RECORDS FOR THE TASK:
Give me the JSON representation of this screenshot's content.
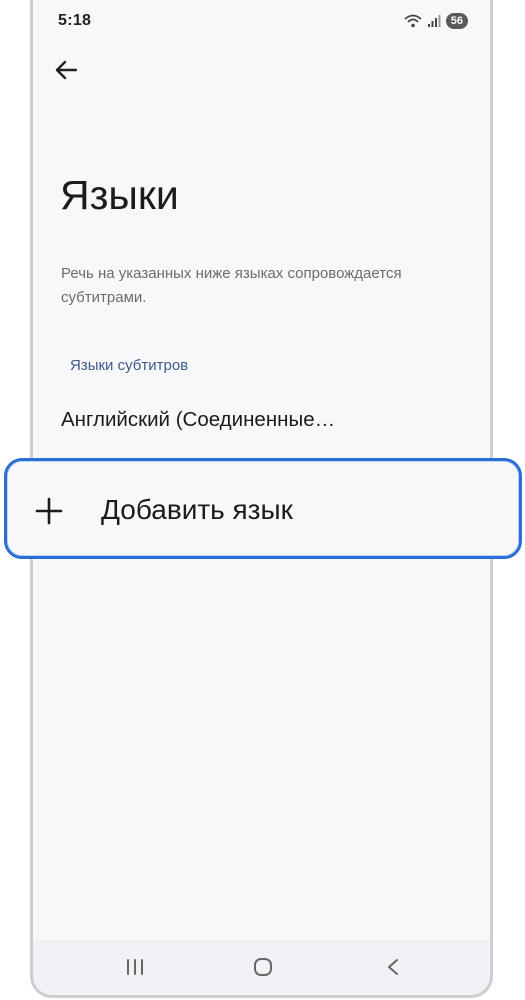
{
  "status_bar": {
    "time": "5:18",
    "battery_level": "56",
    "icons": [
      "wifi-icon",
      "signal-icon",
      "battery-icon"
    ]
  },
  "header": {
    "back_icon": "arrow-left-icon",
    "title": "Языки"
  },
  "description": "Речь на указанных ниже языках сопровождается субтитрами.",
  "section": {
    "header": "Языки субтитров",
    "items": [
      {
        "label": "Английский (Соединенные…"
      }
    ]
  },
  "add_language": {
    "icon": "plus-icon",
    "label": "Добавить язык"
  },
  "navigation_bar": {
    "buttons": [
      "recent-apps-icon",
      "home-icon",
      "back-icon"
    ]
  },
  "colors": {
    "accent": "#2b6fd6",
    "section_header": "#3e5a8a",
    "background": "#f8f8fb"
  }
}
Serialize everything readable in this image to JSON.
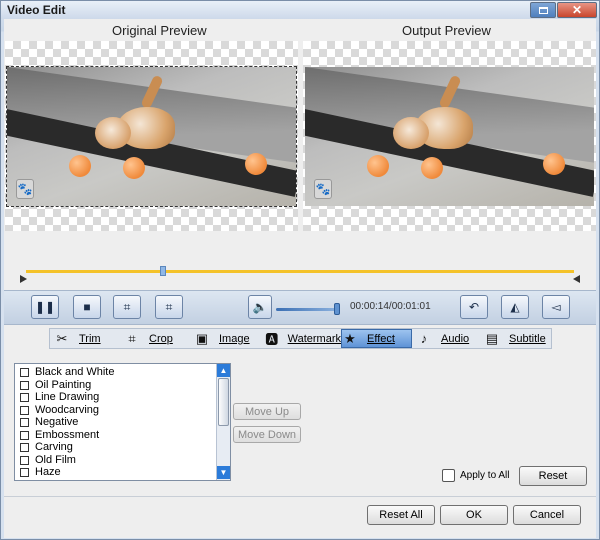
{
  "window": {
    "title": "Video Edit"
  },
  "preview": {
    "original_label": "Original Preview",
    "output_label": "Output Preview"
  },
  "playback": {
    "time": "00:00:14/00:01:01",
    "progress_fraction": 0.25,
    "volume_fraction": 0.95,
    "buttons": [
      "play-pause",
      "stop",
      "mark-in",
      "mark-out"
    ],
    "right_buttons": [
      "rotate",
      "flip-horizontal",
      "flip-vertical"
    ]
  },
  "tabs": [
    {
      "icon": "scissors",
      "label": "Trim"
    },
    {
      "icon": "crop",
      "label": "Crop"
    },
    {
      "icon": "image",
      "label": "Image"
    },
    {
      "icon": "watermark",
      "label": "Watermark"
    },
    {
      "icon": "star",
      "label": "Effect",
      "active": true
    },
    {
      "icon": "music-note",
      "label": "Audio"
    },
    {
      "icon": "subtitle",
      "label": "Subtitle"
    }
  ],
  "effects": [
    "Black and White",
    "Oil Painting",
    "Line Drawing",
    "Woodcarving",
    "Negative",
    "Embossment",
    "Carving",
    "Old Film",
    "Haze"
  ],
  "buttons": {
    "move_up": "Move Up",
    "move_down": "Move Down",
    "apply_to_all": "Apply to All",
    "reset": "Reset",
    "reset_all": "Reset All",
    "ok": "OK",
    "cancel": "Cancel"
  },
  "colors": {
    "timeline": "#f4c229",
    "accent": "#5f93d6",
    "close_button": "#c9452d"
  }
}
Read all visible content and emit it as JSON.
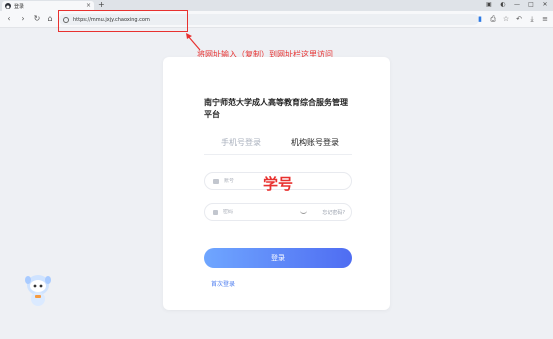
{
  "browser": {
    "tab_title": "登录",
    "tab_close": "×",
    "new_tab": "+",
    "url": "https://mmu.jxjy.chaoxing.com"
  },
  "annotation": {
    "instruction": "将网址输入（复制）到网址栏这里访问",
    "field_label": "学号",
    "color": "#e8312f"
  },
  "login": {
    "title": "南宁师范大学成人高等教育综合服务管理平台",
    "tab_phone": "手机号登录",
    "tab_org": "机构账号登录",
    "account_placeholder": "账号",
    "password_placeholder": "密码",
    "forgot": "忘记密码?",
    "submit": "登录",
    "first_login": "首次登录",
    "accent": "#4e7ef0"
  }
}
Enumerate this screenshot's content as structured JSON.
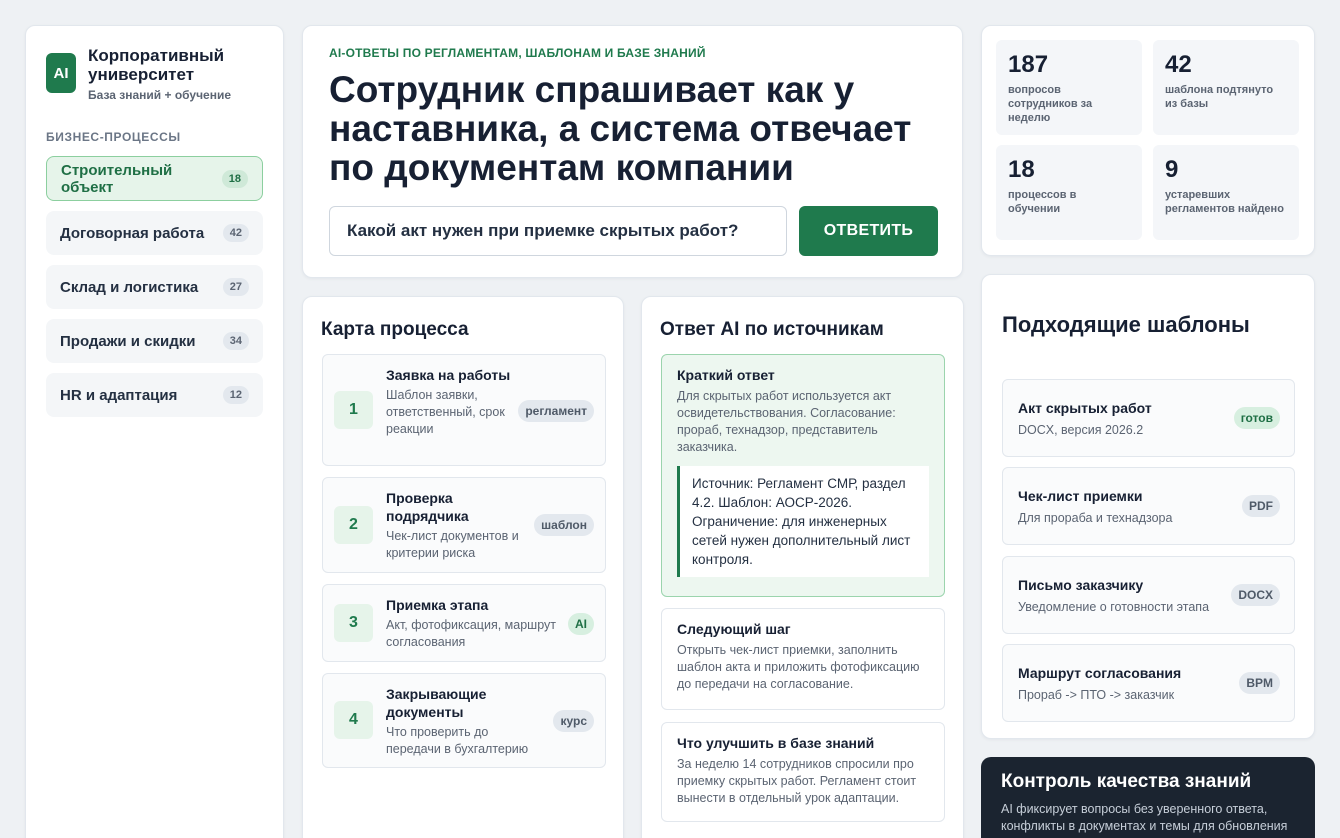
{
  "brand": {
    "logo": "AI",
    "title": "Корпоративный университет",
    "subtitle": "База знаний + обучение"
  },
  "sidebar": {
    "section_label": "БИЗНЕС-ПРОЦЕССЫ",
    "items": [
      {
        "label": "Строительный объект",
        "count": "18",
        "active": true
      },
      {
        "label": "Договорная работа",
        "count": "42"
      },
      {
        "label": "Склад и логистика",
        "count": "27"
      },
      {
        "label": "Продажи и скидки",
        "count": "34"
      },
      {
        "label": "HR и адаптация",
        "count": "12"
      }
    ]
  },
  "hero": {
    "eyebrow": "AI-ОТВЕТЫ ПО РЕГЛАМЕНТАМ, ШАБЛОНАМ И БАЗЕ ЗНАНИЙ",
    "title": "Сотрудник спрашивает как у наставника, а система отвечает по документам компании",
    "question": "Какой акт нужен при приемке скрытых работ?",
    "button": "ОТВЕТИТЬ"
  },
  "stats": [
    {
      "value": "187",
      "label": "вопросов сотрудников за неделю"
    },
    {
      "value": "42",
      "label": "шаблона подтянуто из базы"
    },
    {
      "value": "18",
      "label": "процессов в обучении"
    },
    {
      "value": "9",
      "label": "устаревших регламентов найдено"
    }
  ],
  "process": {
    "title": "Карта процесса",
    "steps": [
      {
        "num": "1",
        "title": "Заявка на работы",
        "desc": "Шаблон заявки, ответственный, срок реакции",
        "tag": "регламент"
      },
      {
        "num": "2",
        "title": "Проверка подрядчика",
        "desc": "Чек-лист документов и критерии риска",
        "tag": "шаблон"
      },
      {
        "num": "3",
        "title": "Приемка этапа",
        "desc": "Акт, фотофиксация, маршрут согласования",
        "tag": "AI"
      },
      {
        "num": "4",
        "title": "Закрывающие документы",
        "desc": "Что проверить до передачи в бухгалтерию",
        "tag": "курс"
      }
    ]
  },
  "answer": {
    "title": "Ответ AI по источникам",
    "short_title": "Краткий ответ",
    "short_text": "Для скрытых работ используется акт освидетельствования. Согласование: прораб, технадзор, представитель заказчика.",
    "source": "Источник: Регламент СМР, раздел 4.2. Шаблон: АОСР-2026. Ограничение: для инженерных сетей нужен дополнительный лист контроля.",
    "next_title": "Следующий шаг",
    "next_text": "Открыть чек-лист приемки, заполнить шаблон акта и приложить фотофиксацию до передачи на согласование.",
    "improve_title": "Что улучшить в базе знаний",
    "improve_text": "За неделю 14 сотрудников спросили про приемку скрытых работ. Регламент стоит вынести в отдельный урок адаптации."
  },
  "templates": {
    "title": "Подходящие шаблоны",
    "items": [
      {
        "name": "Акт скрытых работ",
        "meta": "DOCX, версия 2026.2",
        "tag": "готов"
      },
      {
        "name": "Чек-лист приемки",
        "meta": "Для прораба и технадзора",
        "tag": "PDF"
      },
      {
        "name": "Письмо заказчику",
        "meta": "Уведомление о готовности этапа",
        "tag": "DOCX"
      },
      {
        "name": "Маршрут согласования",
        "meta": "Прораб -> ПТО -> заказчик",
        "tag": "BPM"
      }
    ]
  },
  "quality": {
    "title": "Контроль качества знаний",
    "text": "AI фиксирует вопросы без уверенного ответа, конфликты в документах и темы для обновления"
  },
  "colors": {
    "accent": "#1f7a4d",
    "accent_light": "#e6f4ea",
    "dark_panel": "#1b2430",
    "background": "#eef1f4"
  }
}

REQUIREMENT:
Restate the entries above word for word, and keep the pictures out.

PROBLEM SOLUTION:
Give me the JSON representation of this screenshot's content.
{
  "status_bar": {
    "time": "5:18",
    "battery_level": "56",
    "icons": [
      "wifi-icon",
      "signal-icon",
      "battery-icon"
    ]
  },
  "header": {
    "back_icon": "arrow-left-icon",
    "title": "Языки"
  },
  "description": "Речь на указанных ниже языках сопровождается субтитрами.",
  "section": {
    "header": "Языки субтитров",
    "items": [
      {
        "label": "Английский (Соединенные…"
      }
    ]
  },
  "add_language": {
    "icon": "plus-icon",
    "label": "Добавить язык"
  },
  "navigation_bar": {
    "buttons": [
      "recent-apps-icon",
      "home-icon",
      "back-icon"
    ]
  },
  "colors": {
    "accent": "#2b6fd6",
    "section_header": "#3e5a8a",
    "background": "#f8f8fb"
  }
}
Serialize everything readable in this image to JSON.
{
  "window": {
    "title": "Video Edit"
  },
  "preview": {
    "original_label": "Original Preview",
    "output_label": "Output Preview"
  },
  "playback": {
    "time": "00:00:14/00:01:01",
    "progress_fraction": 0.25,
    "volume_fraction": 0.95,
    "buttons": [
      "play-pause",
      "stop",
      "mark-in",
      "mark-out"
    ],
    "right_buttons": [
      "rotate",
      "flip-horizontal",
      "flip-vertical"
    ]
  },
  "tabs": [
    {
      "icon": "scissors",
      "label": "Trim"
    },
    {
      "icon": "crop",
      "label": "Crop"
    },
    {
      "icon": "image",
      "label": "Image"
    },
    {
      "icon": "watermark",
      "label": "Watermark"
    },
    {
      "icon": "star",
      "label": "Effect",
      "active": true
    },
    {
      "icon": "music-note",
      "label": "Audio"
    },
    {
      "icon": "subtitle",
      "label": "Subtitle"
    }
  ],
  "effects": [
    "Black and White",
    "Oil Painting",
    "Line Drawing",
    "Woodcarving",
    "Negative",
    "Embossment",
    "Carving",
    "Old Film",
    "Haze"
  ],
  "buttons": {
    "move_up": "Move Up",
    "move_down": "Move Down",
    "apply_to_all": "Apply to All",
    "reset": "Reset",
    "reset_all": "Reset All",
    "ok": "OK",
    "cancel": "Cancel"
  },
  "colors": {
    "timeline": "#f4c229",
    "accent": "#5f93d6",
    "close_button": "#c9452d"
  }
}
Read all visible content and emit it as JSON.
{
  "browser": {
    "tab_title": "登录",
    "tab_close": "×",
    "new_tab": "+",
    "url": "https://mmu.jxjy.chaoxing.com"
  },
  "annotation": {
    "instruction": "将网址输入（复制）到网址栏这里访问",
    "field_label": "学号",
    "color": "#e8312f"
  },
  "login": {
    "title": "南宁师范大学成人高等教育综合服务管理平台",
    "tab_phone": "手机号登录",
    "tab_org": "机构账号登录",
    "account_placeholder": "账号",
    "password_placeholder": "密码",
    "forgot": "忘记密码?",
    "submit": "登录",
    "first_login": "首次登录",
    "accent": "#4e7ef0"
  }
}
Enumerate this screenshot's content as structured JSON.
{
  "brand": {
    "logo": "AI",
    "title": "Корпоративный университет",
    "subtitle": "База знаний + обучение"
  },
  "sidebar": {
    "section_label": "БИЗНЕС-ПРОЦЕССЫ",
    "items": [
      {
        "label": "Строительный объект",
        "count": "18",
        "active": true
      },
      {
        "label": "Договорная работа",
        "count": "42"
      },
      {
        "label": "Склад и логистика",
        "count": "27"
      },
      {
        "label": "Продажи и скидки",
        "count": "34"
      },
      {
        "label": "HR и адаптация",
        "count": "12"
      }
    ]
  },
  "hero": {
    "eyebrow": "AI-ОТВЕТЫ ПО РЕГЛАМЕНТАМ, ШАБЛОНАМ И БАЗЕ ЗНАНИЙ",
    "title": "Сотрудник спрашивает как у наставника, а система отвечает по документам компании",
    "question": "Какой акт нужен при приемке скрытых работ?",
    "button": "ОТВЕТИТЬ"
  },
  "stats": [
    {
      "value": "187",
      "label": "вопросов сотрудников за неделю"
    },
    {
      "value": "42",
      "label": "шаблона подтянуто из базы"
    },
    {
      "value": "18",
      "label": "процессов в обучении"
    },
    {
      "value": "9",
      "label": "устаревших регламентов найдено"
    }
  ],
  "process": {
    "title": "Карта процесса",
    "steps": [
      {
        "num": "1",
        "title": "Заявка на работы",
        "desc": "Шаблон заявки, ответственный, срок реакции",
        "tag": "регламент"
      },
      {
        "num": "2",
        "title": "Проверка подрядчика",
        "desc": "Чек-лист документов и критерии риска",
        "tag": "шаблон"
      },
      {
        "num": "3",
        "title": "Приемка этапа",
        "desc": "Акт, фотофиксация, маршрут согласования",
        "tag": "AI"
      },
      {
        "num": "4",
        "title": "Закрывающие документы",
        "desc": "Что проверить до передачи в бухгалтерию",
        "tag": "курс"
      }
    ]
  },
  "answer": {
    "title": "Ответ AI по источникам",
    "short_title": "Краткий ответ",
    "short_text": "Для скрытых работ используется акт освидетельствования. Согласование: прораб, технадзор, представитель заказчика.",
    "source": "Источник: Регламент СМР, раздел 4.2. Шаблон: АОСР-2026. Ограничение: для инженерных сетей нужен дополнительный лист контроля.",
    "next_title": "Следующий шаг",
    "next_text": "Открыть чек-лист приемки, заполнить шаблон акта и приложить фотофиксацию до передачи на согласование.",
    "improve_title": "Что улучшить в базе знаний",
    "improve_text": "За неделю 14 сотрудников спросили про приемку скрытых работ. Регламент стоит вынести в отдельный урок адаптации."
  },
  "templates": {
    "title": "Подходящие шаблоны",
    "items": [
      {
        "name": "Акт скрытых работ",
        "meta": "DOCX, версия 2026.2",
        "tag": "готов"
      },
      {
        "name": "Чек-лист приемки",
        "meta": "Для прораба и технадзора",
        "tag": "PDF"
      },
      {
        "name": "Письмо заказчику",
        "meta": "Уведомление о готовности этапа",
        "tag": "DOCX"
      },
      {
        "name": "Маршрут согласования",
        "meta": "Прораб -> ПТО -> заказчик",
        "tag": "BPM"
      }
    ]
  },
  "quality": {
    "title": "Контроль качества знаний",
    "text": "AI фиксирует вопросы без уверенного ответа, конфликты в документах и темы для обновления"
  },
  "colors": {
    "accent": "#1f7a4d",
    "accent_light": "#e6f4ea",
    "dark_panel": "#1b2430",
    "background": "#eef1f4"
  }
}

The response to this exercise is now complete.